For ‘top boys’ or ‘generals’ didn’t just head into battle from the womb. They were the product of their social environment in 1970s and 1980s England – a very unhappy one indeed –and a land of social deprivation and underfunding where the disenfranchised were often left with little to do but look for a fight to stave off the boredom of unemployment and lack of community. I’m no fan of Tony Blair, but it’s no coincidence that the greater prosperity and social responsibility from 1997 onwards brought about a reduction in the hooliganism problem. Indeed, my second point of contention would be the lack of historical perspective – the present tense is used throughout to describe a problem that had its heyday two decades ago now.
Thirdly, there is no mention of the greatest manifestation of all in English soccer – hooliganism associated with national teams. Long after club supporter violence became manageable due to CCTV, the abolishing of fences etc., England fans were tearing up Marseille and Charleroi. It was as if the really malign recognised the only place that their bad habits could still prosper – and this was often fuelled by far right politics – witness the 1995 abandonment of England’s away fixture in Dublin due to the machinations of Combat 18.
Finally – and most importantly, and while the authors’ decision to concentrate on the English game is their prerogative, the claim that hooliganism ‘remains most prominent in the country where it emerged’ is unconvincing in the extreme. Two words bear this out most blatantly – Port Said – and if this thought provoking article that appeared recently on the blog, Just Football exposes a potential web of factors that are perhaps specific to the Egyptian context, it nonetheless goes a long way to debunking the rationality hypothesis.
In short, leave out the social, political and historical at your peril.
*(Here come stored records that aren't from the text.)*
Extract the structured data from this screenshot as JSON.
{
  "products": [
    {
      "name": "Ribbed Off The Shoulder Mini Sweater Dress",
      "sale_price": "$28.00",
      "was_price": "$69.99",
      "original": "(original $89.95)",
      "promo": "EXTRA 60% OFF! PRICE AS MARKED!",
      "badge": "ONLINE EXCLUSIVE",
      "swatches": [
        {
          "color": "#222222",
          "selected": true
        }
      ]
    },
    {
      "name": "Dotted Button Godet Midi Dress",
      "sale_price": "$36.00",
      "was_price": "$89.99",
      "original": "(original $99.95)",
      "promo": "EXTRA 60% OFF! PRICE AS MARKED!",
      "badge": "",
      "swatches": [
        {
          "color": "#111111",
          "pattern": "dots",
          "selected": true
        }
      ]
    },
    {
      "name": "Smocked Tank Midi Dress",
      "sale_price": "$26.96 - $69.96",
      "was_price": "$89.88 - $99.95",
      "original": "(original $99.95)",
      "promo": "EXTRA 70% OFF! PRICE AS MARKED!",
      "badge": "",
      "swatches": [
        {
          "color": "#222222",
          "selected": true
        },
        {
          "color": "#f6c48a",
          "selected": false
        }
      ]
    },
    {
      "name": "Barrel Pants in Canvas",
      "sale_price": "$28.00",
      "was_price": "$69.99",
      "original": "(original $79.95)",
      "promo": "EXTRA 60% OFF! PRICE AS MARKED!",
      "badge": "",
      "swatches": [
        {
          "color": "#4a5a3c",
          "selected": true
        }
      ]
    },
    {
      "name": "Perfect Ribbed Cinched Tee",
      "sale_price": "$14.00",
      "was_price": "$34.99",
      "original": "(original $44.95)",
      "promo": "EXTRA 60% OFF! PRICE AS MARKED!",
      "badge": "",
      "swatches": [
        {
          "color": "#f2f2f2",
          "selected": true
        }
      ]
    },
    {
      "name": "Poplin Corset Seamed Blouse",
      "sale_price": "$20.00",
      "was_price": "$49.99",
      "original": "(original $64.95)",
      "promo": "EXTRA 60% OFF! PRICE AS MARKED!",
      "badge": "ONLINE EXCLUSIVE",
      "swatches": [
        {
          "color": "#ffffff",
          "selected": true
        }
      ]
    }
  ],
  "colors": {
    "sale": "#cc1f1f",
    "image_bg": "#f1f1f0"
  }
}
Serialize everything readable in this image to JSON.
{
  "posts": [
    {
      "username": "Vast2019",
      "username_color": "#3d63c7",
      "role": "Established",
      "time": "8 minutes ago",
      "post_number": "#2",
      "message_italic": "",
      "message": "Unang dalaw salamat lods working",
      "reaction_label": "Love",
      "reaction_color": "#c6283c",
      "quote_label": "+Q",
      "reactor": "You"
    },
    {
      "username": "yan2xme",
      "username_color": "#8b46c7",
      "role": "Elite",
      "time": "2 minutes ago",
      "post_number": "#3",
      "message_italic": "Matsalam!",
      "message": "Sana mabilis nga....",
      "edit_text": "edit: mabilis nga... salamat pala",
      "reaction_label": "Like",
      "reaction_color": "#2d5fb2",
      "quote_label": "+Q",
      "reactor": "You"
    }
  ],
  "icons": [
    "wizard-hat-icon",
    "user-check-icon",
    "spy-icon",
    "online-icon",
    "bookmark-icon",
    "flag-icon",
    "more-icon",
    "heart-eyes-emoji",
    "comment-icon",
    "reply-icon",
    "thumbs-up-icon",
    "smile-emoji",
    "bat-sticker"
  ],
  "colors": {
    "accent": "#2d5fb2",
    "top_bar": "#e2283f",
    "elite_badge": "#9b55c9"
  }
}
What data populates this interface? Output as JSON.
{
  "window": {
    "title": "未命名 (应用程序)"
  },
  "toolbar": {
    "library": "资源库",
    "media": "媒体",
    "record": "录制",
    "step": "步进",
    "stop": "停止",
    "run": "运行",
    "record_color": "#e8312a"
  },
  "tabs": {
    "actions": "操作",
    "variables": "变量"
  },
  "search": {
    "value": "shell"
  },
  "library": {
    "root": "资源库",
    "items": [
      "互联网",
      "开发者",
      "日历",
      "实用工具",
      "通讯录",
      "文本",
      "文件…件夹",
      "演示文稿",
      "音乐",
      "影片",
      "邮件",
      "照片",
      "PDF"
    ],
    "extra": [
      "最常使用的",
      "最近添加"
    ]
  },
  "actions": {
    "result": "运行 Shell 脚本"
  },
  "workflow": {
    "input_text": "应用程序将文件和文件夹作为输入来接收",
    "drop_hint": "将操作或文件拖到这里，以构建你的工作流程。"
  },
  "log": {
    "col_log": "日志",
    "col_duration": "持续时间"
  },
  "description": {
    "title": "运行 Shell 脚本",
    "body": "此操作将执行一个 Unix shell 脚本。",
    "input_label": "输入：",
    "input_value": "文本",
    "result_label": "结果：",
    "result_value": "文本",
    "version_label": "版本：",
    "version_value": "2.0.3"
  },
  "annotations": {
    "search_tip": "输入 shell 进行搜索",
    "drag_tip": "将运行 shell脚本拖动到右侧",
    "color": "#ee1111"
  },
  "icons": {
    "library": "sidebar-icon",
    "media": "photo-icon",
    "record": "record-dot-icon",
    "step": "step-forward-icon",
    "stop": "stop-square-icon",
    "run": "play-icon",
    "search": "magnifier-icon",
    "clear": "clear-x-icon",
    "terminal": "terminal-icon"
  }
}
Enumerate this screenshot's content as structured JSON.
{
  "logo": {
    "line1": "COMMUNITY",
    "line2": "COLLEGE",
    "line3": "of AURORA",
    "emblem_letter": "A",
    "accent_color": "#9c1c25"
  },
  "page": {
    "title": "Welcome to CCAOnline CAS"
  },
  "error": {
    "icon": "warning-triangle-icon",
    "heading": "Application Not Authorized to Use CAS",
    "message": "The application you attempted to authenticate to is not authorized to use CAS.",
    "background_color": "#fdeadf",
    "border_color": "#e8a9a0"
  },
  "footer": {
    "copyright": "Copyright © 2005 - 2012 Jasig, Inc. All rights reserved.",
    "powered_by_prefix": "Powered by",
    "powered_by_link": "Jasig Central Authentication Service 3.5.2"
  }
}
The list of citations provided by Leeson and his collaborators is as lengthy as you would expect within a discipline where fame is achieved by pleasing one’s peers – and I am not going to criticise them for that – in academia, showing one’s working is essential. No, it’s the selectivity that grates – especially when one suspects a thesis was developed before the evidence was gathered.